** Opening Records supplied block **

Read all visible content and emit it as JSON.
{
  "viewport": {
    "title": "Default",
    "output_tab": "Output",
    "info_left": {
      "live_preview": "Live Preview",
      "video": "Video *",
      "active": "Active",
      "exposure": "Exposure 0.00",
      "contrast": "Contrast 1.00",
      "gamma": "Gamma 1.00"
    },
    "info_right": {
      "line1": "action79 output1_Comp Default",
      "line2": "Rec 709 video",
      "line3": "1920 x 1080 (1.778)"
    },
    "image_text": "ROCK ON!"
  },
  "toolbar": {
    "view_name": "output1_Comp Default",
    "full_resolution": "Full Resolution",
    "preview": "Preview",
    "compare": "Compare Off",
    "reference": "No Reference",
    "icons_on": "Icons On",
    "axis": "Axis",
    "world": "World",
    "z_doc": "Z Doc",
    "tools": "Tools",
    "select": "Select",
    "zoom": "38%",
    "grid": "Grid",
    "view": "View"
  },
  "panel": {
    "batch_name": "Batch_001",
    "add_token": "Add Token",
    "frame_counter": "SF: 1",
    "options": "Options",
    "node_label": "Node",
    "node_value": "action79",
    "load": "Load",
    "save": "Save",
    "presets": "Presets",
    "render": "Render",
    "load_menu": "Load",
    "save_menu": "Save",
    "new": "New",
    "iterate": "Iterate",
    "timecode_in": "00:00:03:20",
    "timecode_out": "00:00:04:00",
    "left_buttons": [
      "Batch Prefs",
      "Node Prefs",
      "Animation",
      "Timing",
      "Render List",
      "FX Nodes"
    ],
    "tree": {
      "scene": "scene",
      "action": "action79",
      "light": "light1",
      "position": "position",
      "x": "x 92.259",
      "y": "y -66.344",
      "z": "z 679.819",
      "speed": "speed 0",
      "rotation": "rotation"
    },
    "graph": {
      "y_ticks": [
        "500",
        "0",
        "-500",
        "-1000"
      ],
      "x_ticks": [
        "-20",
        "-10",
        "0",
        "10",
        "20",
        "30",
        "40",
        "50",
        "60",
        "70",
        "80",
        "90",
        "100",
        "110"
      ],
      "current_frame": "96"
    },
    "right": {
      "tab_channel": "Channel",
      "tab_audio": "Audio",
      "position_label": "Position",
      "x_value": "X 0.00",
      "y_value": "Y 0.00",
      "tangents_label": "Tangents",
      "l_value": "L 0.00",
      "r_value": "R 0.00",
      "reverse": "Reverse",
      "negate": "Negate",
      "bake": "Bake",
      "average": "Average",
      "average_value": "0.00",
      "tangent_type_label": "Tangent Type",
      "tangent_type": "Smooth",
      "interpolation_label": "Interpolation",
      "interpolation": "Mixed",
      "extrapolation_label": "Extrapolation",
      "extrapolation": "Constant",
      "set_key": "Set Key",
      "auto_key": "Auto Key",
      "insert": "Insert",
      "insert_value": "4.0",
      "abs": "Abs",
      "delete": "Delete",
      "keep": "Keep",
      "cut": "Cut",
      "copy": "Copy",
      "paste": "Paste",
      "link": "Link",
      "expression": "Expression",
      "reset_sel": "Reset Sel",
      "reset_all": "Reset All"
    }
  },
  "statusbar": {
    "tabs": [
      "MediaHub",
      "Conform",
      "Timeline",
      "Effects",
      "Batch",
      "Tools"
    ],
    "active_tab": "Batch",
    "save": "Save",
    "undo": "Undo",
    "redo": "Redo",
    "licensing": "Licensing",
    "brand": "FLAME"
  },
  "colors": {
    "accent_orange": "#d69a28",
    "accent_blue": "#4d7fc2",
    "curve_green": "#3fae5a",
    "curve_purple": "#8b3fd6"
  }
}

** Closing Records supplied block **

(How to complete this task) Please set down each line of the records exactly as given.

(Answer for the task)
Read all visible content and emit it as JSON.
{
  "viewport": {
    "title": "Default",
    "output_tab": "Output",
    "info_left": {
      "live_preview": "Live Preview",
      "video": "Video *",
      "active": "Active",
      "exposure": "Exposure 0.00",
      "contrast": "Contrast 1.00",
      "gamma": "Gamma 1.00"
    },
    "info_right": {
      "line1": "action79 output1_Comp Default",
      "line2": "Rec 709 video",
      "line3": "1920 x 1080 (1.778)"
    },
    "image_text": "ROCK ON!"
  },
  "toolbar": {
    "view_name": "output1_Comp Default",
    "full_resolution": "Full Resolution",
    "preview": "Preview",
    "compare": "Compare Off",
    "reference": "No Reference",
    "icons_on": "Icons On",
    "axis": "Axis",
    "world": "World",
    "z_doc": "Z Doc",
    "tools": "Tools",
    "select": "Select",
    "zoom": "38%",
    "grid": "Grid",
    "view": "View"
  },
  "panel": {
    "batch_name": "Batch_001",
    "add_token": "Add Token",
    "frame_counter": "SF: 1",
    "options": "Options",
    "node_label": "Node",
    "node_value": "action79",
    "load": "Load",
    "save": "Save",
    "presets": "Presets",
    "render": "Render",
    "load_menu": "Load",
    "save_menu": "Save",
    "new": "New",
    "iterate": "Iterate",
    "timecode_in": "00:00:03:20",
    "timecode_out": "00:00:04:00",
    "left_buttons": [
      "Batch Prefs",
      "Node Prefs",
      "Animation",
      "Timing",
      "Render List",
      "FX Nodes"
    ],
    "tree": {
      "scene": "scene",
      "action": "action79",
      "light": "light1",
      "position": "position",
      "x": "x 92.259",
      "y": "y -66.344",
      "z": "z 679.819",
      "speed": "speed 0",
      "rotation": "rotation"
    },
    "graph": {
      "y_ticks": [
        "500",
        "0",
        "-500",
        "-1000"
      ],
      "x_ticks": [
        "-20",
        "-10",
        "0",
        "10",
        "20",
        "30",
        "40",
        "50",
        "60",
        "70",
        "80",
        "90",
        "100",
        "110"
      ],
      "current_frame": "96"
    },
    "right": {
      "tab_channel": "Channel",
      "tab_audio": "Audio",
      "position_label": "Position",
      "x_value": "X 0.00",
      "y_value": "Y 0.00",
      "tangents_label": "Tangents",
      "l_value": "L 0.00",
      "r_value": "R 0.00",
      "reverse": "Reverse",
      "negate": "Negate",
      "bake": "Bake",
      "average": "Average",
      "average_value": "0.00",
      "tangent_type_label": "Tangent Type",
      "tangent_type": "Smooth",
      "interpolation_label": "Interpolation",
      "interpolation": "Mixed",
      "extrapolation_label": "Extrapolation",
      "extrapolation": "Constant",
      "set_key": "Set Key",
      "auto_key": "Auto Key",
      "insert": "Insert",
      "insert_value": "4.0",
      "abs": "Abs",
      "delete": "Delete",
      "keep": "Keep",
      "cut": "Cut",
      "copy": "Copy",
      "paste": "Paste",
      "link": "Link",
      "expression": "Expression",
      "reset_sel": "Reset Sel",
      "reset_all": "Reset All"
    }
  },
  "statusbar": {
    "tabs": [
      "MediaHub",
      "Conform",
      "Timeline",
      "Effects",
      "Batch",
      "Tools"
    ],
    "active_tab": "Batch",
    "save": "Save",
    "undo": "Undo",
    "redo": "Redo",
    "licensing": "Licensing",
    "brand": "FLAME"
  },
  "colors": {
    "accent_orange": "#d69a28",
    "accent_blue": "#4d7fc2",
    "curve_green": "#3fae5a",
    "curve_purple": "#8b3fd6"
  }
}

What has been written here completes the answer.